The discontent among conservatives hasn’t prevented the House GOP leadership from expressing optimism that their rank-and-file will overwhelmingly back the agreement.

Leaders expect defections won’t be as large as some have predicted. Cantor said earlier in the week that the House will pass the 2011 spending bill Thursday with “strong Republican support.”

Members of the freshman class seem to be backing their leaders.

“As much of a fiscal conservative as I am, you do have to accept the small victory sometimes before you get to the bigger victory,” said freshman Rep. Michael Grimm (R-N.Y.), who has taken some heat from Tea Party activists back in his home district.

“It’s not something I worry about,” Grimm said of the potential for a primary challenge. “My job is to lead and to govern. If I wanted to just sit back and not be a member of Congress and just be a member of a Tea Party, well, then I can espouse whatever I want because there are no consequences.”

Grimm praised Tea Party activists in his home base on Staten Island as “very reasonable and rational,” but he added he would rather make progress “a little at a time” than simply oppose a measure because conservative activists are railing against it.

“Sure, the cuts could be larger,” said freshman Rep. Steven Palazzo (R-Miss.). “But my view is that we should go ahead and build this bridge and then work on the next one.”

Palazzo is one Republican who has dealt with conservative opposition: Last year, the candidate he defeated in a primary claimed the Tea Party mantle and then endorsed Democrat Gene Taylor in November’s general election.

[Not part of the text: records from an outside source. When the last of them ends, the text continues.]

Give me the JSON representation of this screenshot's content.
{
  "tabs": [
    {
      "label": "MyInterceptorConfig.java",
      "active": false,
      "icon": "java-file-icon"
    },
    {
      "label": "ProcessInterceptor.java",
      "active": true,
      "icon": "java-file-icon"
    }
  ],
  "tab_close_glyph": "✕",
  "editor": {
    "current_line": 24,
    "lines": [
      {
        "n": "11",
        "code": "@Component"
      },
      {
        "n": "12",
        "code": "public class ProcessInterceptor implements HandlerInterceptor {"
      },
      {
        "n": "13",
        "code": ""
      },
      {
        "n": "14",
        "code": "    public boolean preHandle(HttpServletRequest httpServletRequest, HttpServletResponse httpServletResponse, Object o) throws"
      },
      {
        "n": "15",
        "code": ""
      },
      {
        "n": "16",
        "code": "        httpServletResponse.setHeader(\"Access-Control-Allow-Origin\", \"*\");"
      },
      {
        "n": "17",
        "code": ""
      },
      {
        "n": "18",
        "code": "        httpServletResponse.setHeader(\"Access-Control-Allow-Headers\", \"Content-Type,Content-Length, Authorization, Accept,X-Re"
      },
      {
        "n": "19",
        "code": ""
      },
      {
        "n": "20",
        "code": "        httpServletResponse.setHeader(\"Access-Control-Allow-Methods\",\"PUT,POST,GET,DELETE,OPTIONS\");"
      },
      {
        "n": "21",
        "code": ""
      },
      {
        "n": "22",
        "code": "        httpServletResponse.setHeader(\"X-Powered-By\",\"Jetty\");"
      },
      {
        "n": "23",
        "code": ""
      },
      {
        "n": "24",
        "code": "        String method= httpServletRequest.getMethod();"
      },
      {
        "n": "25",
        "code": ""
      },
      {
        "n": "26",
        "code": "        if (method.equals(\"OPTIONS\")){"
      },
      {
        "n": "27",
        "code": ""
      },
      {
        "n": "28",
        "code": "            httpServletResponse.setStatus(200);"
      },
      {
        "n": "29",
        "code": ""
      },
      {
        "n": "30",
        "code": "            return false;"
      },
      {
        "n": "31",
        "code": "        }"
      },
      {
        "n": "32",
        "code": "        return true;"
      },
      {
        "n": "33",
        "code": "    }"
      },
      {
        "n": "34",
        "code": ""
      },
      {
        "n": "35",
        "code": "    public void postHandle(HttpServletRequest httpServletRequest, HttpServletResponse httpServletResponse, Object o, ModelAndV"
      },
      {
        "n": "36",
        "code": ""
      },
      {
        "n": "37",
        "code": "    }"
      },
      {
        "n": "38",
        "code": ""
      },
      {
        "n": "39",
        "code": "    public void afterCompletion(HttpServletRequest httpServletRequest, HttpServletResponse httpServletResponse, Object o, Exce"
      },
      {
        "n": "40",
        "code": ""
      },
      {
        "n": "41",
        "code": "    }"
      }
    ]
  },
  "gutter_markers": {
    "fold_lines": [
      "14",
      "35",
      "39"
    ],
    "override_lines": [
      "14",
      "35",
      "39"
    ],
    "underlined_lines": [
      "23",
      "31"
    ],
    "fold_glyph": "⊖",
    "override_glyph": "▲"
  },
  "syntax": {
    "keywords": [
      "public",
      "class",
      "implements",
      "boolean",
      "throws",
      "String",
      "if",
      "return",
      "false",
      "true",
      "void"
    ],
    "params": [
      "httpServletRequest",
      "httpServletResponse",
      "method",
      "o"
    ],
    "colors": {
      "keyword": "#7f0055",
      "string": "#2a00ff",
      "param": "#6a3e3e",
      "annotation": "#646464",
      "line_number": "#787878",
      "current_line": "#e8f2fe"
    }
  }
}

“At the end of the day, [the Tea Party] is just gonna have to grade each one of their legislators on their performance,” Palazzo said. “If you expect us to agree with you 100 percent of the time, you might as well just go ahead and start pulling out primary candidates now and start vetting them.”

Rep. Michele Bachmann (R-Minn.), who’s weighing a presidential run next year, sees it differently.

Bachmann has committed to voting against the long-term budget deal and says she will vote against raising the debt ceiling when the issue comes to the floor, too.

While Bachmann said she won’t “stand in judgment” of her colleagues, “What I hear from people all across the country is that they feel like they’ve been let down. They don’t see people fighting and they’re wondering, ‘Why are you rolling over?’ ”

Bachmann said she’s received “a ton” of calls into her office over the past few days thanking her for her stance against the budget agreement, and warned her fellow Republicans that they ain’t seen nothing yet.

“One thing that I thought, especially with the freshman class, is if they supported this early budget vote and they thought that was a tough vote — just wait until the debt-ceiling vote,” said Bachmann.